This is most likely to happen when you install a package of bees in a brand new, never-been-used hive. I’ve heard people say it’s the smell of new lumber they don’t like, or it’s the glue in plywood, or it’s the odor of paint. But it may just be that the bees are not in love with the place, and they would rather live elsewhere. Technically, they have not swarmed; they have absconded. Swarming is colony reproduction that produces two colonies from one. Absconding means all the bees left in one cohesive group. In other words, it is still only one colony—not two—and it lives somewhere inconvenient for the beekeeper.
The problem is easy to prevent. The package of bees will not leave without their queen, so if the queen can’t leave, the bees will stay and start to build comb. Once the comb-building process has begun—and the hive begins to smell like home—you can release the queen and relax.
To keep the queen home, you can leave her in the queen cage until comb-building is underway or you can use a swarm guard, which is like a queen excluder, across the entrance. Beekeeper Jim Withers pointed out that in Langstroth hives you can also use a regular queen excluder placed just under the lowest brood box. In any case, the queen should be released from her cage as soon as comb appears. Queen excluders need to be removed before any drones emerge.
I had several packages abscond at the prison where I taught beekeeping, all from top-bar hives. Since then, I always sequester the queen if the wood is new, or I install several bars of used brood comb—the darker the better—to start them off. This is the same type of comb you would use in a bait hive. Even though it looks disgusting, it is full of odors the bees find irresistible. Go figure.

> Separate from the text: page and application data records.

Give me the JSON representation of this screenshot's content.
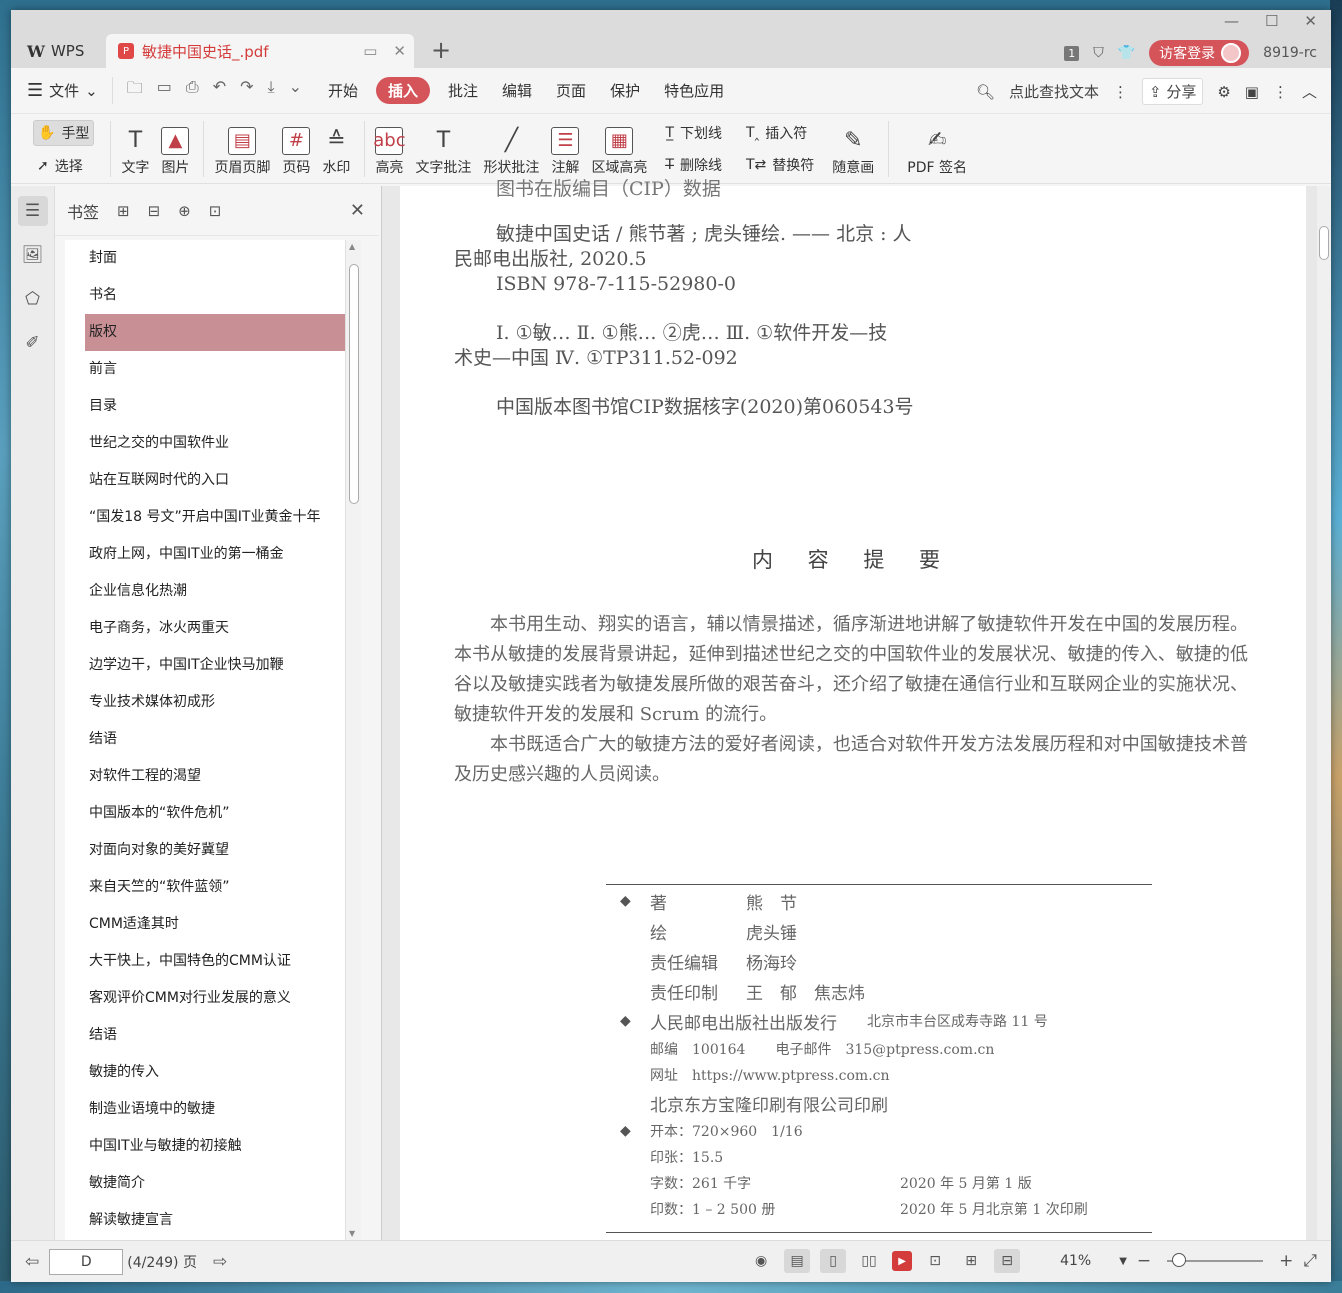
{
  "window": {
    "wps_label": "WPS",
    "tab_title": "敏捷中国史话_.pdf",
    "tab_count": "1",
    "login_label": "访客登录",
    "user_id": "8919-rc"
  },
  "menubar": {
    "file_label": "文件",
    "items": [
      "开始",
      "插入",
      "批注",
      "编辑",
      "页面",
      "保护",
      "特色应用"
    ],
    "active": "插入",
    "search_label": "点此查找文本",
    "share_label": "分享"
  },
  "toolbar": {
    "hand_label": "手型",
    "select_label": "选择",
    "text_label": "文字",
    "image_label": "图片",
    "header_footer_label": "页眉页脚",
    "page_num_label": "页码",
    "watermark_label": "水印",
    "highlight_label": "高亮",
    "text_comment_label": "文字批注",
    "shape_comment_label": "形状批注",
    "annotation_label": "注解",
    "area_highlight_label": "区域高亮",
    "underline_label": "下划线",
    "strike_label": "删除线",
    "insert_char_label": "插入符",
    "replace_char_label": "替换符",
    "freehand_label": "随意画",
    "pdf_sign_label": "PDF 签名"
  },
  "bookmarks": {
    "title": "书签",
    "selected_index": 2,
    "items": [
      "封面",
      "书名",
      "版权",
      "前言",
      "目录",
      "世纪之交的中国软件业",
      "站在互联网时代的入口",
      "“国发18 号文”开启中国IT业黄金十年",
      "政府上网，中国IT业的第一桶金",
      "企业信息化热潮",
      "电子商务，冰火两重天",
      "边学边干，中国IT企业快马加鞭",
      "专业技术媒体初成形",
      "结语",
      "对软件工程的渴望",
      "中国版本的“软件危机”",
      "对面向对象的美好冀望",
      "来自天竺的“软件蓝领”",
      "CMM适逢其时",
      "大干快上，中国特色的CMM认证",
      "客观评价CMM对行业发展的意义",
      "结语",
      "敏捷的传入",
      "制造业语境中的敏捷",
      "中国IT业与敏捷的初接触",
      "敏捷简介",
      "解读敏捷宣言"
    ]
  },
  "document": {
    "cip_partial": "图书在版编目（CIP）数据",
    "cip_line1": "敏捷中国史话 / 熊节著 ; 虎头锤绘. —— 北京 : 人",
    "cip_line2": "民邮电出版社, 2020.5",
    "cip_line3": "ISBN 978-7-115-52980-0",
    "cip_line4": "Ⅰ. ①敏… Ⅱ. ①熊… ②虎… Ⅲ. ①软件开发—技",
    "cip_line5": "术史—中国 Ⅳ. ①TP311.52-092",
    "cip_line6": "中国版本图书馆CIP数据核字(2020)第060543号",
    "summary_title": "内 容 提 要",
    "summary_p1": "本书用生动、翔实的语言，辅以情景描述，循序渐进地讲解了敏捷软件开发在中国的发展历程。本书从敏捷的发展背景讲起，延伸到描述世纪之交的中国软件业的发展状况、敏捷的传入、敏捷的低谷以及敏捷实践者为敏捷发展所做的艰苦奋斗，还介绍了敏捷在通信行业和互联网企业的实施状况、敏捷软件开发的发展和 Scrum 的流行。",
    "summary_p2": "本书既适合广大的敏捷方法的爱好者阅读，也适合对软件开发方法发展历程和对中国敏捷技术普及历史感兴趣的人员阅读。",
    "colophon": {
      "author_label": "著",
      "author": "熊　节",
      "illus_label": "绘",
      "illus": "虎头锤",
      "editor_label": "责任编辑",
      "editor": "杨海玲",
      "print_label": "责任印制",
      "print": "王　郁　焦志炜",
      "publisher": "人民邮电出版社出版发行",
      "address": "北京市丰台区成寿寺路 11 号",
      "postcode": "邮编　100164",
      "email": "电子邮件　315@ptpress.com.cn",
      "website": "网址　https://www.ptpress.com.cn",
      "printer": "北京东方宝隆印刷有限公司印刷",
      "format": "开本：720×960　1/16",
      "sheets": "印张：15.5",
      "words": "字数：261 千字",
      "edition": "2020 年 5 月第 1 版",
      "copies": "印数：1 – 2 500 册",
      "printing": "2020 年 5 月北京第 1 次印刷"
    }
  },
  "statusbar": {
    "page_value": "D",
    "page_info": "(4/249) 页",
    "zoom": "41%",
    "zoom_fraction": 0.05
  }
}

But what about those old combs? Shouldn’t old black combs—which may contain pesticide build-up or disease—be rotated out of the hive? Absolutely. I handle this by using combs that are almost ready to retire, but not quite. For example, if you retire combs after four years, use three-year-old combs for baiting a hive or starting a colony on new wood. The following year you can rotate them out of the hives.